Prime hams and bacon soon are made and broadcast o’er the land.

This village boasts of Royalty, for there are several “Kings”,
“Millers” and “Bakers”, “Cooks” and “Pyes” with other goodly things,
And “Flowers” perennial bloom here – “Warrens” contain no rabbits,
Still “Hares” abound and “Greens” are found, and those who form our habits.

A famous name is “Walpole”, as history records,
And titled folks are in our midst as there are several “Lords”.
“Nunns” flourish here though not confined within a convent’s walls,
And “Friends” watch o’er our interests to see no harm befalls.

A “Bishop” holds benignant sway, though minus “See” and lands,
While “Sturgeon”, “Pike” and “Salmon” thrive far from sandy strands.
We hold our “Faires” the whole year round, custom is good each day;
“Foreman” has served his country and thus deserves his pay.

“Rubys” and “Pearls” are jewels, of these we own a few,
Of “Spencers’ ” “Boots” we have no store, but “Hoods” both old and new.
Now come and visit Elmswell, by ‘plane, rail, ‘bus or car,
There is but little in this place your happiness to mar.

Written (probably in the 1940-50’s) by
A Robinson, “East View”, Ashfield Road, Elmswell, Suffolk

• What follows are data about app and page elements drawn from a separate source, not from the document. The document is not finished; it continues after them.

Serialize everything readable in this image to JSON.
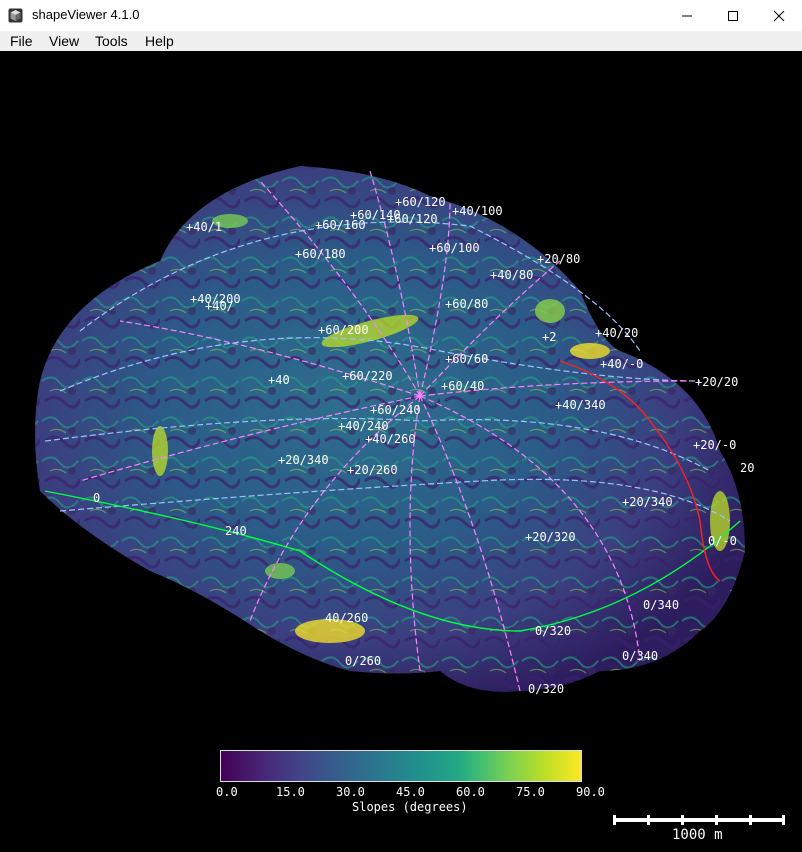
{
  "window": {
    "title": "shapeViewer 4.1.0",
    "icon": "cube-icon",
    "controls": {
      "minimize": "minimize-icon",
      "maximize": "maximize-icon",
      "close": "close-icon"
    }
  },
  "menu": {
    "items": [
      "File",
      "View",
      "Tools",
      "Help"
    ]
  },
  "viewport": {
    "grid_labels": [
      "+60/120",
      "+40/100",
      "+60/140",
      "+60/120",
      "+60/160",
      "+40/1",
      "+60/100",
      "+20/80",
      "+60/180",
      "+40/80",
      "+40/200",
      "+40/",
      "+60/80",
      "+60/200",
      "+40/20",
      "+2",
      "+60/60",
      "+40/-0",
      "+60/220",
      "+20/20",
      "+40",
      "+60/40",
      "+60/240",
      "+40/340",
      "+40/240",
      "+40/260",
      "+20/-0",
      "+20/340",
      "+20/260",
      "20",
      "+20/340",
      "+20/320",
      "0/-0",
      "0/340",
      "240",
      "40/260",
      "0/320",
      "0/340",
      "0/260",
      "0/320",
      "0"
    ],
    "colors": {
      "lat_lines": "#9fc0ff",
      "lon_lines": "#ff80ff",
      "equator": "#00ff40",
      "prime_meridian": "#ff2020"
    }
  },
  "colorbar": {
    "ticks": [
      "0.0",
      "15.0",
      "30.0",
      "45.0",
      "60.0",
      "75.0",
      "90.0"
    ],
    "title": "Slopes (degrees)",
    "colormap": [
      "#440154",
      "#482475",
      "#414487",
      "#355f8d",
      "#2a788e",
      "#21908d",
      "#22a884",
      "#42be71",
      "#7ad151",
      "#bddf26",
      "#fde725"
    ]
  },
  "scalebar": {
    "label": "1000 m"
  }
}
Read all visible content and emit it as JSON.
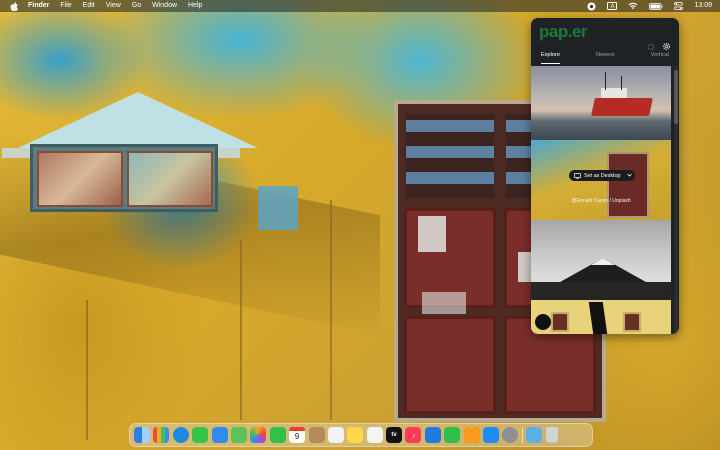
{
  "menubar": {
    "app_name": "Finder",
    "items": [
      "File",
      "Edit",
      "View",
      "Go",
      "Window",
      "Help"
    ],
    "clock": "13:09",
    "status_icons": [
      "paper-app-icon",
      "text-input-icon",
      "wifi-icon",
      "battery-icon",
      "control-center-icon"
    ],
    "input_source_label": "A"
  },
  "panel": {
    "brand": "pap.er",
    "tabs": [
      "Explore",
      "Newest",
      "Vertical"
    ],
    "active_tab": "Explore",
    "set_desktop_label": "Set as Desktop",
    "photo_credit": "@Ronald Cuyan / Unplash"
  },
  "dock": {
    "calendar_day": "9",
    "tv_label": "tv",
    "apps": [
      {
        "name": "finder-icon",
        "color": "#2b7de9"
      },
      {
        "name": "launchpad-icon",
        "color": "#e8e8e8"
      },
      {
        "name": "safari-icon",
        "color": "#1e88e5"
      },
      {
        "name": "messages-icon",
        "color": "#33c748"
      },
      {
        "name": "mail-icon",
        "color": "#2f8df0"
      },
      {
        "name": "maps-icon",
        "color": "#5cc25b"
      },
      {
        "name": "photos-icon",
        "color": "#f5a623"
      },
      {
        "name": "facetime-icon",
        "color": "#2fc14b"
      },
      {
        "name": "calendar-icon",
        "color": "#ffffff"
      },
      {
        "name": "contacts-icon",
        "color": "#b48a5a"
      },
      {
        "name": "reminders-icon",
        "color": "#f2f2f2"
      },
      {
        "name": "notes-icon",
        "color": "#ffd84a"
      },
      {
        "name": "freeform-icon",
        "color": "#f4f4f4"
      },
      {
        "name": "apple-tv-icon",
        "color": "#111111"
      },
      {
        "name": "music-icon",
        "color": "#fa3c57"
      },
      {
        "name": "keynote-icon",
        "color": "#1f7ae0"
      },
      {
        "name": "numbers-icon",
        "color": "#2fbf4a"
      },
      {
        "name": "pages-icon",
        "color": "#f79a1e"
      },
      {
        "name": "app-store-icon",
        "color": "#1e8cf5"
      },
      {
        "name": "system-settings-icon",
        "color": "#8e8e93"
      },
      {
        "name": "downloads-folder-icon",
        "color": "#5ab0e8"
      },
      {
        "name": "trash-icon",
        "color": "#cfd3d6"
      }
    ]
  }
}
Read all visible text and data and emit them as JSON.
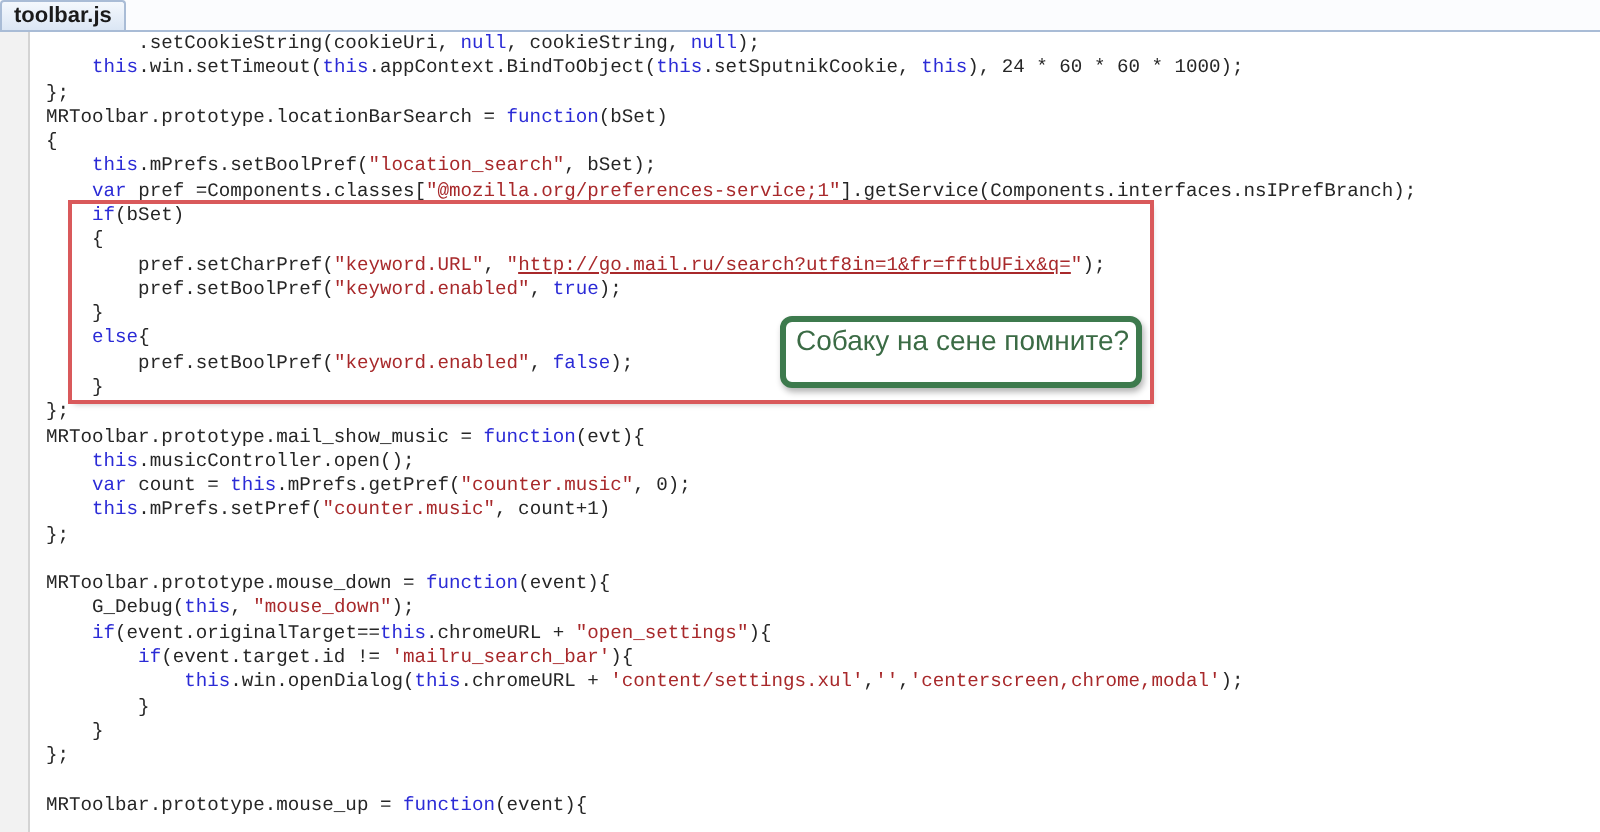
{
  "tab": {
    "label": "toolbar.js",
    "selected": true
  },
  "sections": [
    {
      "kind": "code",
      "lines": [
        [
          {
            "kind": "plain",
            "text": "        .setCookieString(cookieUri, "
          },
          {
            "kind": "keyword",
            "text": "null"
          },
          {
            "kind": "plain",
            "text": ", cookieString, "
          },
          {
            "kind": "keyword",
            "text": "null"
          },
          {
            "kind": "plain",
            "text": ");"
          }
        ],
        [
          {
            "kind": "keyword",
            "text": "    this"
          },
          {
            "kind": "plain",
            "text": ".win.setTimeout("
          },
          {
            "kind": "keyword",
            "text": "this"
          },
          {
            "kind": "plain",
            "text": ".appContext.BindToObject("
          },
          {
            "kind": "keyword",
            "text": "this"
          },
          {
            "kind": "plain",
            "text": ".setSputnikCookie, "
          },
          {
            "kind": "keyword",
            "text": "this"
          },
          {
            "kind": "plain",
            "text": "), 24 * 60 * 60 * 1000);"
          }
        ],
        [
          {
            "kind": "plain",
            "text": "};"
          }
        ],
        [
          {
            "kind": "plain",
            "text": "MRToolbar.prototype.locationBarSearch = "
          },
          {
            "kind": "keyword",
            "text": "function"
          },
          {
            "kind": "plain",
            "text": "(bSet)"
          }
        ],
        [
          {
            "kind": "plain",
            "text": "{"
          }
        ],
        [
          {
            "kind": "keyword",
            "text": "    this"
          },
          {
            "kind": "plain",
            "text": ".mPrefs.setBoolPref("
          },
          {
            "kind": "string",
            "text": "\"location_search\""
          },
          {
            "kind": "plain",
            "text": ", bSet);"
          }
        ],
        [
          {
            "kind": "keyword",
            "text": "    var"
          },
          {
            "kind": "plain",
            "text": " pref =Components.classes["
          },
          {
            "kind": "string",
            "text": "\"@mozilla.org/preferences-service;1\""
          },
          {
            "kind": "plain",
            "text": "].getService(Components.interfaces.nsIPrefBranch);"
          }
        ]
      ]
    },
    {
      "kind": "highlight",
      "callout": "Собаку на сене помните?",
      "lines": [
        [
          {
            "kind": "keyword",
            "text": "    if"
          },
          {
            "kind": "plain",
            "text": "(bSet)"
          }
        ],
        [
          {
            "kind": "plain",
            "text": "    {"
          }
        ],
        [
          {
            "kind": "plain",
            "text": "        pref.setCharPref("
          },
          {
            "kind": "string",
            "text": "\"keyword.URL\""
          },
          {
            "kind": "plain",
            "text": ", "
          },
          {
            "kind": "string",
            "text": "\""
          },
          {
            "kind": "link",
            "text": "http://go.mail.ru/search?utf8in=1&fr=fftbUFix&q="
          },
          {
            "kind": "string",
            "text": "\""
          },
          {
            "kind": "plain",
            "text": ");"
          }
        ],
        [
          {
            "kind": "plain",
            "text": "        pref.setBoolPref("
          },
          {
            "kind": "string",
            "text": "\"keyword.enabled\""
          },
          {
            "kind": "plain",
            "text": ", "
          },
          {
            "kind": "keyword",
            "text": "true"
          },
          {
            "kind": "plain",
            "text": ");"
          }
        ],
        [
          {
            "kind": "plain",
            "text": "    }"
          }
        ],
        [
          {
            "kind": "keyword",
            "text": "    else"
          },
          {
            "kind": "plain",
            "text": "{"
          }
        ],
        [
          {
            "kind": "plain",
            "text": "        pref.setBoolPref("
          },
          {
            "kind": "string",
            "text": "\"keyword.enabled\""
          },
          {
            "kind": "plain",
            "text": ", "
          },
          {
            "kind": "keyword",
            "text": "false"
          },
          {
            "kind": "plain",
            "text": ");"
          }
        ],
        [
          {
            "kind": "plain",
            "text": "    }"
          }
        ]
      ]
    },
    {
      "kind": "code",
      "lines": [
        [
          {
            "kind": "plain",
            "text": "};"
          }
        ],
        [
          {
            "kind": "plain",
            "text": "MRToolbar.prototype.mail_show_music = "
          },
          {
            "kind": "keyword",
            "text": "function"
          },
          {
            "kind": "plain",
            "text": "(evt){"
          }
        ],
        [
          {
            "kind": "keyword",
            "text": "    this"
          },
          {
            "kind": "plain",
            "text": ".musicController.open();"
          }
        ],
        [
          {
            "kind": "keyword",
            "text": "    var"
          },
          {
            "kind": "plain",
            "text": " count = "
          },
          {
            "kind": "keyword",
            "text": "this"
          },
          {
            "kind": "plain",
            "text": ".mPrefs.getPref("
          },
          {
            "kind": "string",
            "text": "\"counter.music\""
          },
          {
            "kind": "plain",
            "text": ", 0);"
          }
        ],
        [
          {
            "kind": "keyword",
            "text": "    this"
          },
          {
            "kind": "plain",
            "text": ".mPrefs.setPref("
          },
          {
            "kind": "string",
            "text": "\"counter.music\""
          },
          {
            "kind": "plain",
            "text": ", count+1)"
          }
        ],
        [
          {
            "kind": "plain",
            "text": "};"
          }
        ]
      ]
    },
    {
      "kind": "blank"
    },
    {
      "kind": "code",
      "lines": [
        [
          {
            "kind": "plain",
            "text": "MRToolbar.prototype.mouse_down = "
          },
          {
            "kind": "keyword",
            "text": "function"
          },
          {
            "kind": "plain",
            "text": "(event){"
          }
        ],
        [
          {
            "kind": "plain",
            "text": "    G_Debug("
          },
          {
            "kind": "keyword",
            "text": "this"
          },
          {
            "kind": "plain",
            "text": ", "
          },
          {
            "kind": "string",
            "text": "\"mouse_down\""
          },
          {
            "kind": "plain",
            "text": ");"
          }
        ],
        [
          {
            "kind": "keyword",
            "text": "    if"
          },
          {
            "kind": "plain",
            "text": "(event.originalTarget=="
          },
          {
            "kind": "keyword",
            "text": "this"
          },
          {
            "kind": "plain",
            "text": ".chromeURL + "
          },
          {
            "kind": "string",
            "text": "\"open_settings\""
          },
          {
            "kind": "plain",
            "text": "){"
          }
        ],
        [
          {
            "kind": "keyword",
            "text": "        if"
          },
          {
            "kind": "plain",
            "text": "(event.target.id != "
          },
          {
            "kind": "string",
            "text": "'mailru_search_bar'"
          },
          {
            "kind": "plain",
            "text": "){"
          }
        ],
        [
          {
            "kind": "keyword",
            "text": "            this"
          },
          {
            "kind": "plain",
            "text": ".win.openDialog("
          },
          {
            "kind": "keyword",
            "text": "this"
          },
          {
            "kind": "plain",
            "text": ".chromeURL + "
          },
          {
            "kind": "string",
            "text": "'content/settings.xul'"
          },
          {
            "kind": "plain",
            "text": ","
          },
          {
            "kind": "string",
            "text": "''"
          },
          {
            "kind": "plain",
            "text": ","
          },
          {
            "kind": "string",
            "text": "'centerscreen,chrome,modal'"
          },
          {
            "kind": "plain",
            "text": ");"
          }
        ],
        [
          {
            "kind": "plain",
            "text": "        }"
          }
        ],
        [
          {
            "kind": "plain",
            "text": "    }"
          }
        ],
        [
          {
            "kind": "plain",
            "text": "};"
          }
        ]
      ]
    },
    {
      "kind": "blank"
    },
    {
      "kind": "code",
      "lines": [
        [
          {
            "kind": "plain",
            "text": "MRToolbar.prototype.mouse_up = "
          },
          {
            "kind": "keyword",
            "text": "function"
          },
          {
            "kind": "plain",
            "text": "(event){"
          }
        ]
      ]
    }
  ]
}
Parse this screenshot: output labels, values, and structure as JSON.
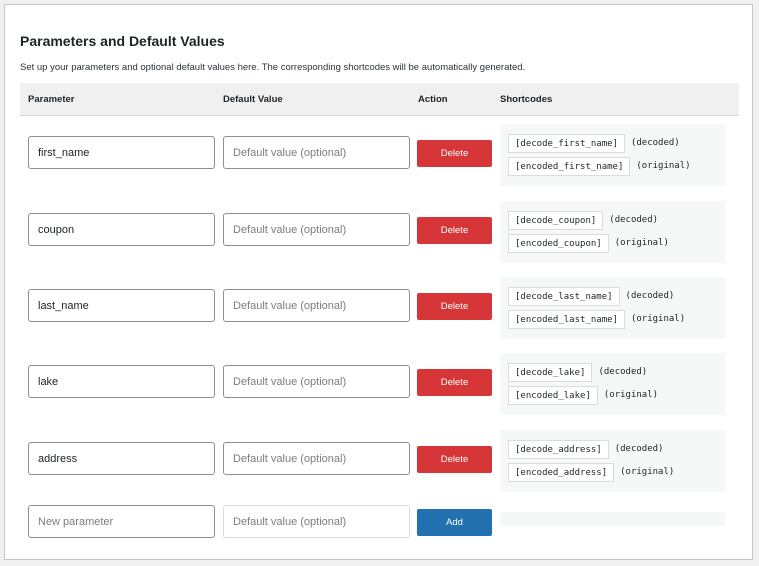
{
  "section": {
    "title": "Parameters and Default Values",
    "description": "Set up your parameters and optional default values here. The corresponding shortcodes will be automatically generated."
  },
  "table": {
    "headers": {
      "parameter": "Parameter",
      "default_value": "Default Value",
      "action": "Action",
      "shortcodes": "Shortcodes"
    },
    "rows": [
      {
        "parameter": "first_name",
        "default_placeholder": "Default value (optional)",
        "action_label": "Delete",
        "shortcode_decode": "[decode_first_name]",
        "decode_note": "(decoded)",
        "shortcode_encode": "[encoded_first_name]",
        "encode_note": "(original)"
      },
      {
        "parameter": "coupon",
        "default_placeholder": "Default value (optional)",
        "action_label": "Delete",
        "shortcode_decode": "[decode_coupon]",
        "decode_note": "(decoded)",
        "shortcode_encode": "[encoded_coupon]",
        "encode_note": "(original)"
      },
      {
        "parameter": "last_name",
        "default_placeholder": "Default value (optional)",
        "action_label": "Delete",
        "shortcode_decode": "[decode_last_name]",
        "decode_note": "(decoded)",
        "shortcode_encode": "[encoded_last_name]",
        "encode_note": "(original)"
      },
      {
        "parameter": "lake",
        "default_placeholder": "Default value (optional)",
        "action_label": "Delete",
        "shortcode_decode": "[decode_lake]",
        "decode_note": "(decoded)",
        "shortcode_encode": "[encoded_lake]",
        "encode_note": "(original)"
      },
      {
        "parameter": "address",
        "default_placeholder": "Default value (optional)",
        "action_label": "Delete",
        "shortcode_decode": "[decode_address]",
        "decode_note": "(decoded)",
        "shortcode_encode": "[encoded_address]",
        "encode_note": "(original)"
      }
    ],
    "new_row": {
      "parameter_placeholder": "New parameter",
      "default_placeholder": "Default value (optional)",
      "action_label": "Add"
    }
  },
  "colors": {
    "delete": "#d63638",
    "add": "#2271b1",
    "header_bg": "#f0f0f1"
  }
}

(formerly “Arundel Villa”, then occupied by the Shaw family)